Florida Rep. Kat Cammack (FL-03) discussed that issue following the Farm Bill listening session in Newberry, Florida, on April 24.

“We feed over 150 million Americans every year coming out of the Sunshine State. I think it’s so important that this committee hear exactly what the challenges are that our producers are facing here in the Sunshine State,” Cammack said.

The conference room at the University of Florida Food and Agricultural Sciences-Newberry location was standing room only as farmers and industry leaders representing the agricultural sector spoke to Glenn ‘GT’ Thompson, chairman of the House Committee on Agriculture, along with bipartisan members, including Cammack, Rep. Darren Soto (FL-09) and Rep. Austin Scott (GA-08).

“The big difference here is the specialty crops that we grow. Florida’s home to over 300 specialty crops. With that comes unique challenges. We have a lack of a seasonable or perishable protection which means we compete with Mexico. Often times, what we pay in an hour, they pay in a day. They don’t abide by the same regulatory standards, and they’re able to undercut our market significantly. That’s a real challenge,” Cammack said.

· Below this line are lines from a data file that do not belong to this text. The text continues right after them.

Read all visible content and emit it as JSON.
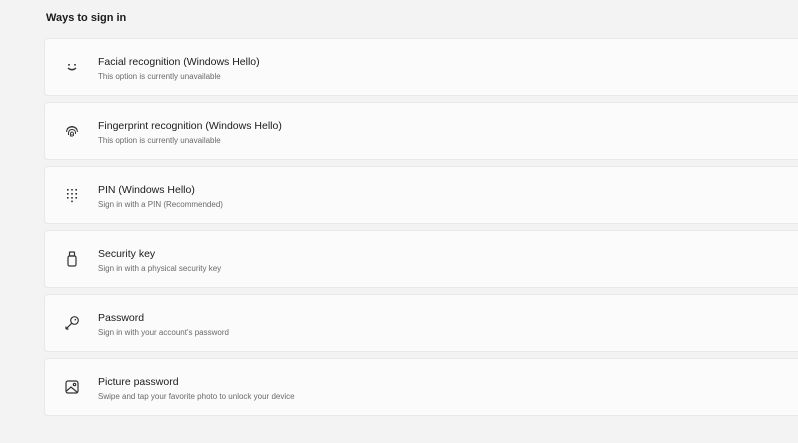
{
  "section": {
    "title": "Ways to sign in"
  },
  "options": [
    {
      "title": "Facial recognition (Windows Hello)",
      "description": "This option is currently unavailable",
      "icon": "face-icon"
    },
    {
      "title": "Fingerprint recognition (Windows Hello)",
      "description": "This option is currently unavailable",
      "icon": "fingerprint-icon"
    },
    {
      "title": "PIN (Windows Hello)",
      "description": "Sign in with a PIN (Recommended)",
      "icon": "pin-keypad-icon"
    },
    {
      "title": "Security key",
      "description": "Sign in with a physical security key",
      "icon": "usb-key-icon"
    },
    {
      "title": "Password",
      "description": "Sign in with your account's password",
      "icon": "key-icon"
    },
    {
      "title": "Picture password",
      "description": "Swipe and tap your favorite photo to unlock your device",
      "icon": "picture-icon"
    }
  ]
}
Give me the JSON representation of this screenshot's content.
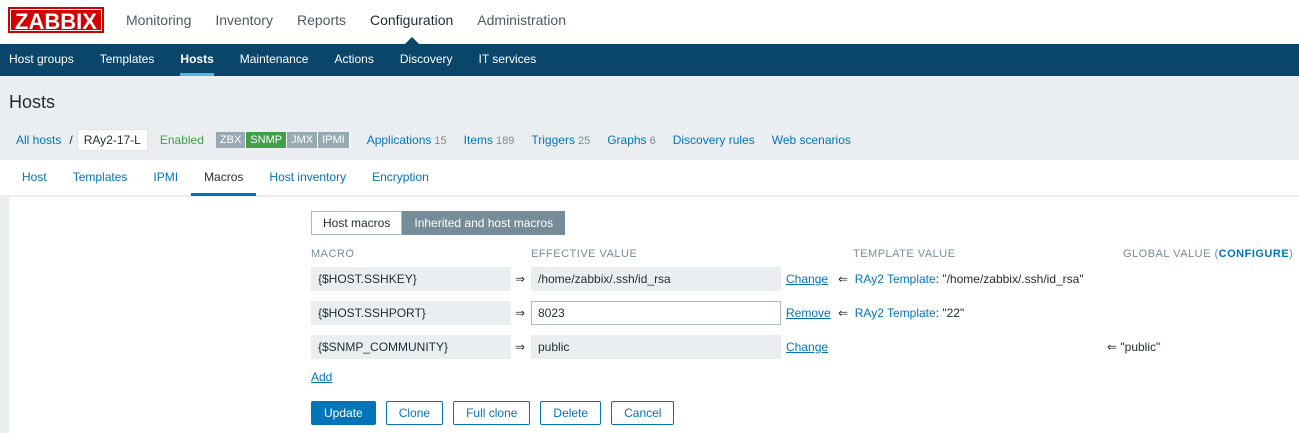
{
  "logo": "ZABBIX",
  "main_nav": [
    "Monitoring",
    "Inventory",
    "Reports",
    "Configuration",
    "Administration"
  ],
  "sub_nav": [
    "Host groups",
    "Templates",
    "Hosts",
    "Maintenance",
    "Actions",
    "Discovery",
    "IT services"
  ],
  "page_title": "Hosts",
  "breadcrumb": {
    "all_hosts": "All hosts",
    "separator": "/",
    "current_host": "RAy2-17-L",
    "status": "Enabled",
    "availability": [
      "ZBX",
      "SNMP",
      "JMX",
      "IPMI"
    ],
    "links": [
      {
        "label": "Applications",
        "count": "15"
      },
      {
        "label": "Items",
        "count": "189"
      },
      {
        "label": "Triggers",
        "count": "25"
      },
      {
        "label": "Graphs",
        "count": "6"
      },
      {
        "label": "Discovery rules",
        "count": ""
      },
      {
        "label": "Web scenarios",
        "count": ""
      }
    ]
  },
  "tabs": [
    "Host",
    "Templates",
    "IPMI",
    "Macros",
    "Host inventory",
    "Encryption"
  ],
  "selected_tab": "Macros",
  "macro_switch": {
    "host": "Host macros",
    "inherited": "Inherited and host macros"
  },
  "columns": {
    "macro": "MACRO",
    "effective": "EFFECTIVE VALUE",
    "template": "TEMPLATE VALUE",
    "global": "GLOBAL VALUE (",
    "configure": "CONFIGURE",
    "global_close": ")"
  },
  "rows": [
    {
      "macro": "{$HOST.SSHKEY}",
      "arrow": "⇒",
      "value": "/home/zabbix/.ssh/id_rsa",
      "action": "Change",
      "tmpl_arrow": "⇐",
      "template": "RAy2 Template",
      "template_value": ": \"/home/zabbix/.ssh/id_rsa\"",
      "global": ""
    },
    {
      "macro": "{$HOST.SSHPORT}",
      "arrow": "⇒",
      "value": "8023",
      "action": "Remove",
      "tmpl_arrow": "⇐",
      "template": "RAy2 Template",
      "template_value": ": \"22\"",
      "global": ""
    },
    {
      "macro": "{$SNMP_COMMUNITY}",
      "arrow": "⇒",
      "value": "public",
      "action": "Change",
      "tmpl_arrow": "",
      "template": "",
      "template_value": "",
      "global": "⇐ \"public\""
    }
  ],
  "add_label": "Add",
  "buttons": {
    "update": "Update",
    "clone": "Clone",
    "full_clone": "Full clone",
    "delete": "Delete",
    "cancel": "Cancel"
  },
  "colors": {
    "header_blue": "#0a466a",
    "link_blue": "#0275b8",
    "logo_red": "#d40000",
    "enabled_green": "#429e47",
    "switch_active": "#768d99"
  }
}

“Our farmers shouldn’t have to combat everything from weather to pests to invasive species and also have to compete with unfair trade practices that have been laid out. We need to address the seasonal and perishable disparities that are out there.”

Expensive input costs also top the concerns of growers that need to be addressed in the next Farm Bill.

“I think there absolutely needs to be an emphasis on addressing input costs. Bringing down input costs will make food more affordable in the grocery store. When the price of food is going through the roof the challenge is the producers are not seeing that increase. They’re just absorbing it,” Cammack said.

“We have a significant challenge ahead of us in addressing some of these more nuance issues, but if we don’t, we’re going to see specialty crop production in America go out.”